This draws attention to the fact that when our soldiers in volatile CI/CT environment are indiscriminately attacked by terrorists, unruly protesters and stone pelters, causing casualties amongst the soldiers, these incidents do not amount to Human Rights violations for the so-called defenders of Human Rights. On the contrary, soldiers are accused of grave Human Rights violations when in such jeopardised environment they are left with no option but to open fire in self-defence. At a public event on 29 September 2019, the Union Home Minister rightly said that, “While 41,800 people have lost their lives in the decades-old militancy in Jammu and Kashmir, but no one has raised the issue of Human Rights violation of Jawans, their widows or the children who were orphaned” [9].


As a signatory to the Universal Declaration of Human Rights (UDHR), 1948, India accepts that ‘recognition of the inherent dignity and the equal and inalienable rights to all members of the human family is the foundation of freedom, justice and peace in the world’[10]. Hence, upholding the Human Rights of the Indian soldiers in CI/CT environment is a necessity both with respect to international declarations as well as national legislations. All CI/CT operations are conducted based on three principles- maximum restraint, minimum force and minimum collateral damage. Moreover, there exist strong legal mechanisms in the country that address the allegations of Human Rights abuses by the Armed Forces personnel while on official duties.

However, the country lacks a similar mechanism that protects or deals with cases wherein the Human Rights and Fundamental Rights of an Indian soldier is violated. With a petition filed in the Supreme Court seeking the intervention of the Apex Court to protect the dignity and Human Right of the soldiers facing the stone pelters in Jammu and Kashmir[11], one can hope that soon with the meaningful intervention of the Supreme Court, even the Human Rights of the Indian Soldiers will receive appropriate attention and will no longer be overlooked by certain sections of the society.


[1] Vivek Chadha, “Indian Army’s Approach to Counter Insurgency book”, (IDSA: New Delhi, 2016), pp. 6.

[2] K S Sheoran, Human Rights and Armed Forces in Low-intensity Conflicts (New Delhi: KW Publishers, 2010), pp.1.


[4] Headquarters Army Training Command, Doctrine for Sub Conventional Operations (Shimla, 2006).

[5] S G Vombatkere, ‘Do Soldiers Have Human Right? Far-reaching Implications’, Countercurrents, 5 July 2017.

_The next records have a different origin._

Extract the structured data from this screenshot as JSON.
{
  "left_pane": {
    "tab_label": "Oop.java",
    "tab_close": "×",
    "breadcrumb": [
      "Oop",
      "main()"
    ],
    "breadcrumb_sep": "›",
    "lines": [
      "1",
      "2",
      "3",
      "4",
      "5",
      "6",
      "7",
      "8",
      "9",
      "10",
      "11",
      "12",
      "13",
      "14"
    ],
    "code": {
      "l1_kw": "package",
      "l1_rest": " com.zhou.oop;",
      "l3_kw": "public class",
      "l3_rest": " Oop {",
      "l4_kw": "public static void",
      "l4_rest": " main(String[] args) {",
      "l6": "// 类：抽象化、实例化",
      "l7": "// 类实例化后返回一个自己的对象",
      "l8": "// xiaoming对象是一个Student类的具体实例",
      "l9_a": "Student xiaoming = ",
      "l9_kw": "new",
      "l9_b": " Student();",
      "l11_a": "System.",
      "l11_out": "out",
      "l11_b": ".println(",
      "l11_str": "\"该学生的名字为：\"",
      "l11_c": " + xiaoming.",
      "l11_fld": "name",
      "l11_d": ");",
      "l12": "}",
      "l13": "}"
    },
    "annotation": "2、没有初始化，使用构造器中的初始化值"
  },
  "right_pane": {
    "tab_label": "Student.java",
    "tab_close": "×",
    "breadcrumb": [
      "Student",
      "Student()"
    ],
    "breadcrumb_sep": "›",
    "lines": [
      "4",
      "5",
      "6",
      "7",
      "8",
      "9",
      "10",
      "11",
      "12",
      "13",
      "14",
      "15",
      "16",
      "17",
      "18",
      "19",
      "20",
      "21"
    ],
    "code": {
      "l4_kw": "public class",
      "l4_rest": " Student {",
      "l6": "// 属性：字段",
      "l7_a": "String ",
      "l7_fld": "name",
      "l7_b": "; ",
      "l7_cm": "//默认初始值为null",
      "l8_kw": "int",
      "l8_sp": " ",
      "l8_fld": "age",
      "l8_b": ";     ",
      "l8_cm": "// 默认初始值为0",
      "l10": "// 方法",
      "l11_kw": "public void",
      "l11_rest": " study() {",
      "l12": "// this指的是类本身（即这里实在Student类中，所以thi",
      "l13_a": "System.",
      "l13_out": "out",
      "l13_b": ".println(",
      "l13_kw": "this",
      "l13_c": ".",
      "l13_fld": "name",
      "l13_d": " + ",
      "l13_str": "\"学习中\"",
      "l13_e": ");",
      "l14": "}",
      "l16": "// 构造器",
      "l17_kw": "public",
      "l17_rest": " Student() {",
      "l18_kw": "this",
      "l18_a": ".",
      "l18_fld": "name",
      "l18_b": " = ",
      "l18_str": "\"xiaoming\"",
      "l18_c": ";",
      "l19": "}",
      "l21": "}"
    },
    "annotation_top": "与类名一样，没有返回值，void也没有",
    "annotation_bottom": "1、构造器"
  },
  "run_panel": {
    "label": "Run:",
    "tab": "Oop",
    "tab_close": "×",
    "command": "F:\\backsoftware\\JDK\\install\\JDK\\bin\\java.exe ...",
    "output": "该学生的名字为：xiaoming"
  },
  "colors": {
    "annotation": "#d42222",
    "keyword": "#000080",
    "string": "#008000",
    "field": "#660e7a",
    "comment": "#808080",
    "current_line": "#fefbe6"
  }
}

[6] Ram Swarup v. Union of India (AIR 1965 SC 247).

[7] Prabhas K Dutta, ‘Why Hizbul Mujahideen is rattled after murder of Army officer Ummer Fayaz’, India Today, 13 May 2017.

[8] PTI, ‘J&K : Army jawan injured in stone-pelting dies’, Times of India, 26 October 2018.

[9] PTI, ‘No restrictions in Kashmir, only misinformation about it being spread, says Amit Shah’, 29 September 2019.

[10] Malcolm N. Shaw, International Law, (New York: Cambridge University Press. 2008), pp. 265.

[11] Samanwaya Rautray, ‘Protect dignity, human rights of personnel facing stone pelters’, 26 February 2019.